Web page and app entries
*** Block opens ***

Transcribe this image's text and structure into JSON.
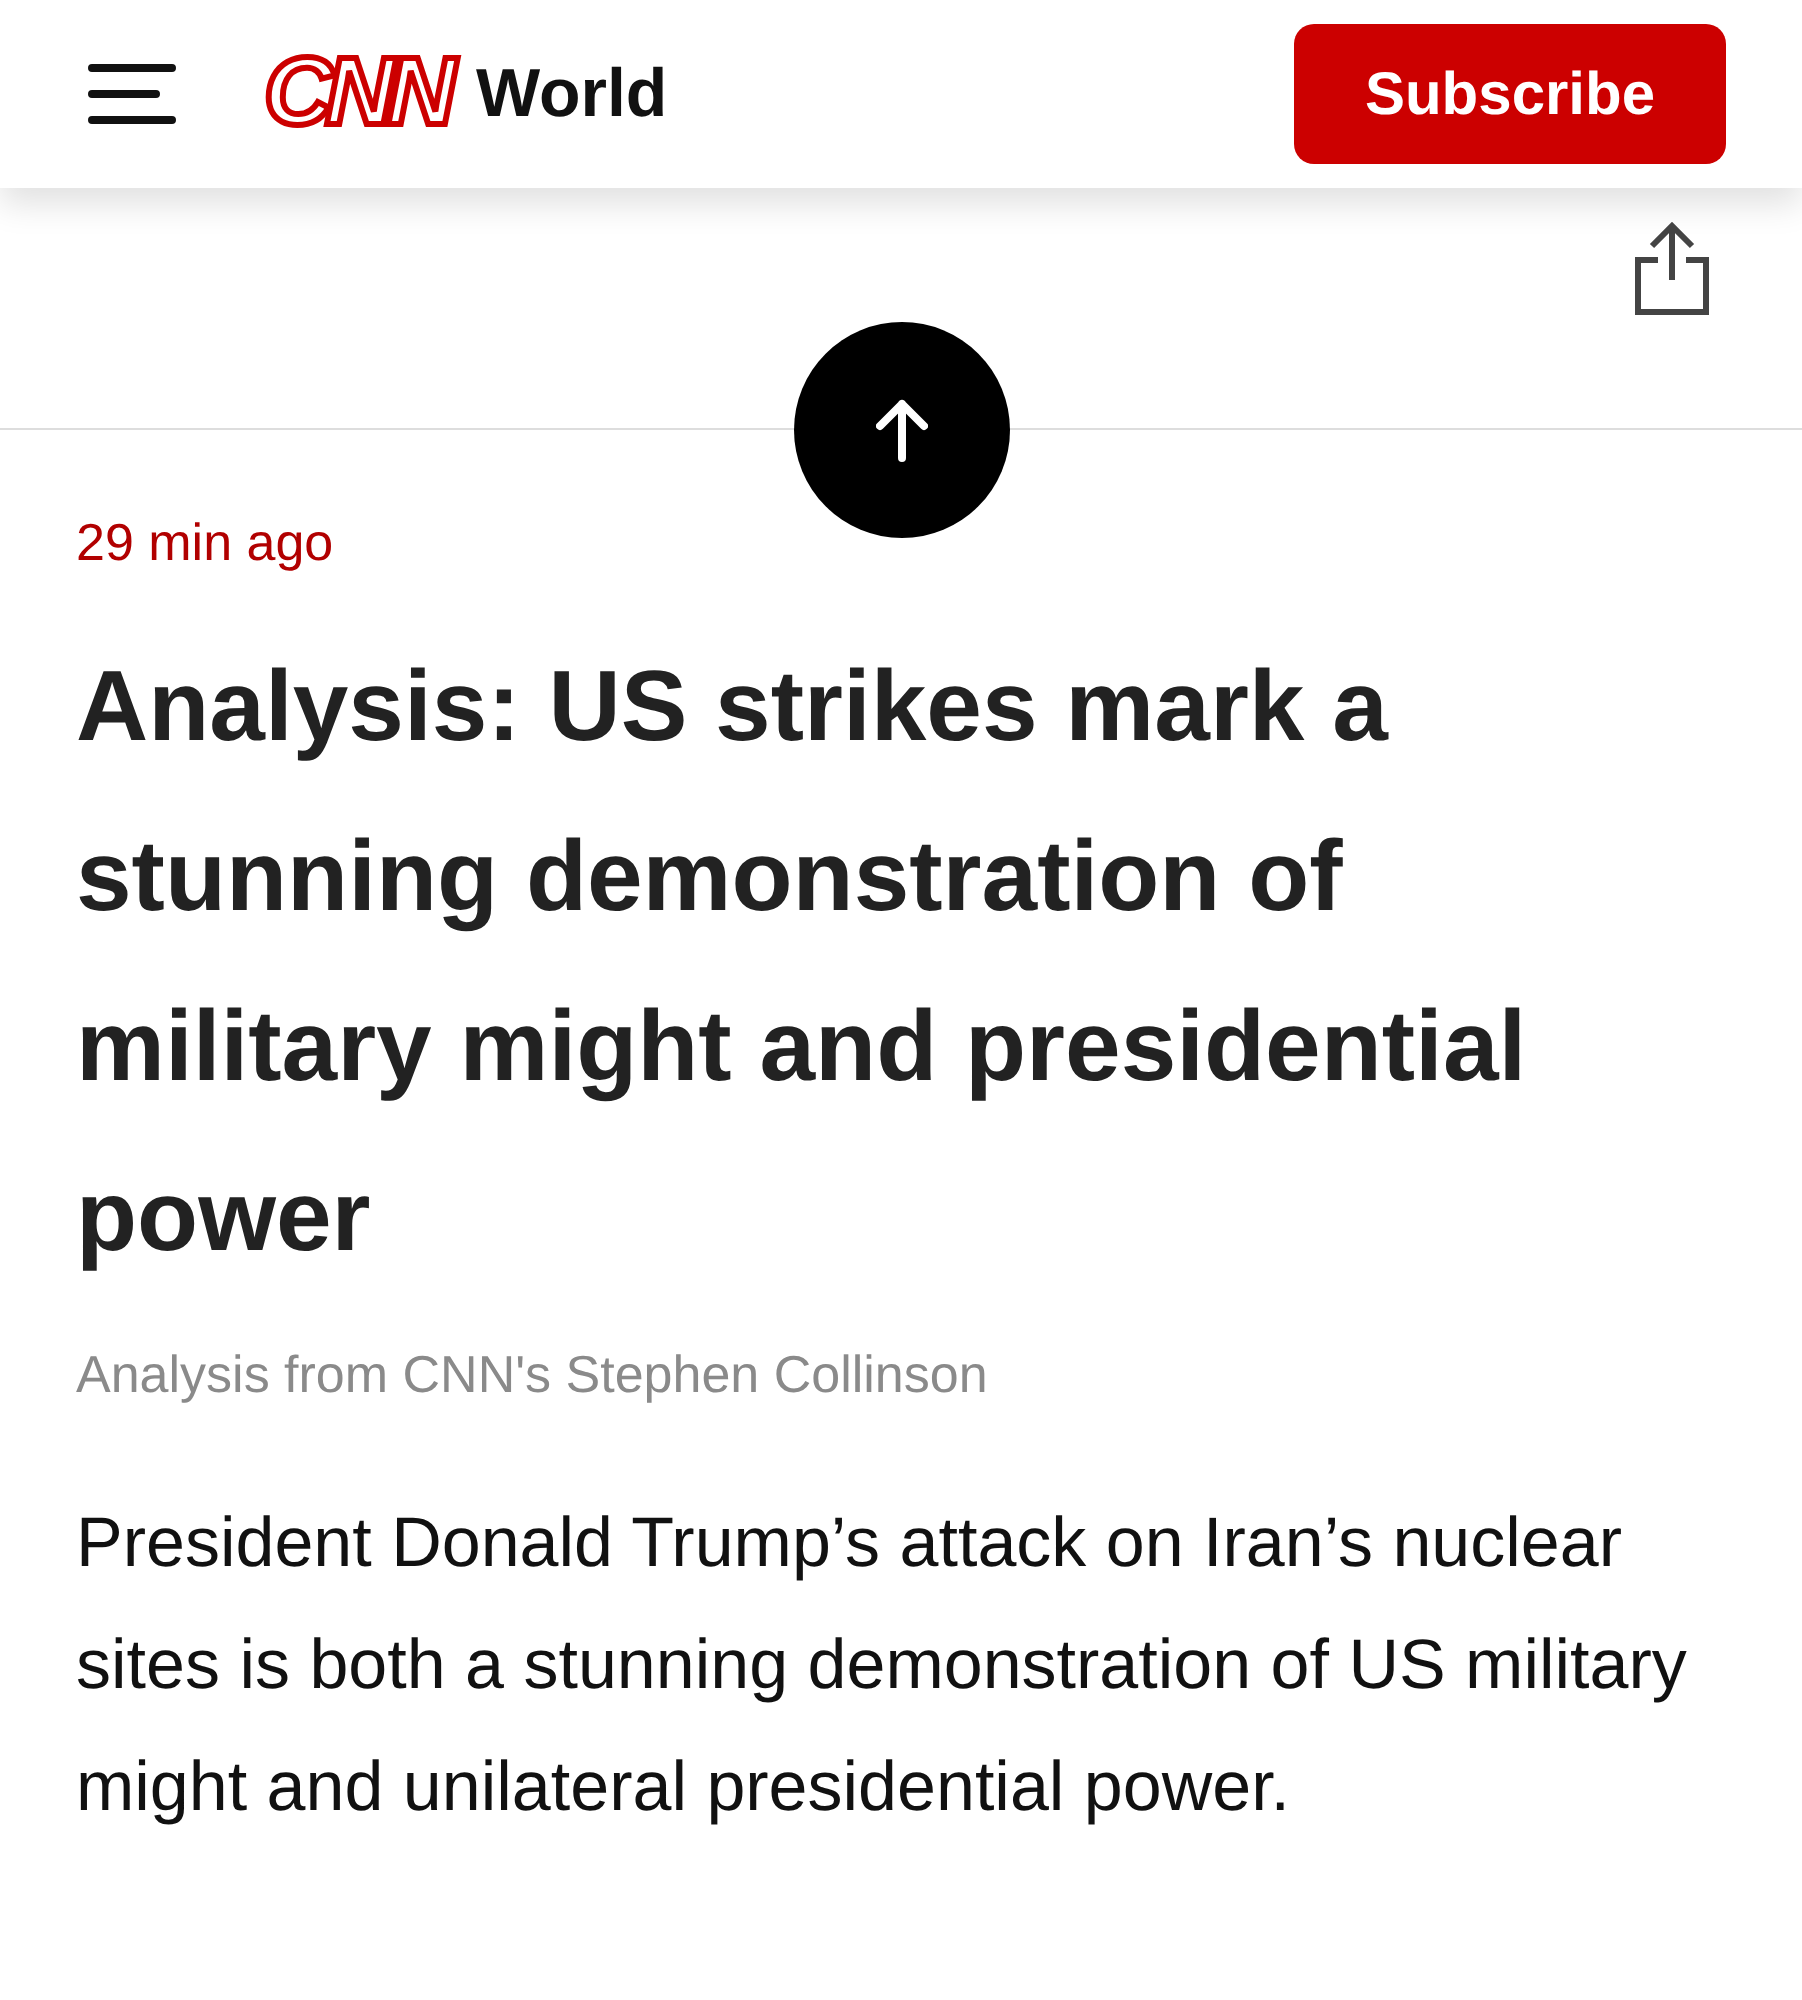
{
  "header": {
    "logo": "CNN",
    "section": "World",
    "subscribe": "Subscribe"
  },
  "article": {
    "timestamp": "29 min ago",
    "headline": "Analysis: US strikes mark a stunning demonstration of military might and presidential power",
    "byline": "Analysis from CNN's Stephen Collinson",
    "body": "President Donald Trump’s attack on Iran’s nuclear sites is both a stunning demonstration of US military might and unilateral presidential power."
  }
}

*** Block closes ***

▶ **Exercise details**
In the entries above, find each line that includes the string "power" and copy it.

▶ **Answer for this exercise**
    "headline": "Analysis: US strikes mark a stunning demonstration of military might and presidential power",
    "body": "President Donald Trump’s attack on Iran’s nuclear sites is both a stunning demonstration of US military might and unilateral presidential power."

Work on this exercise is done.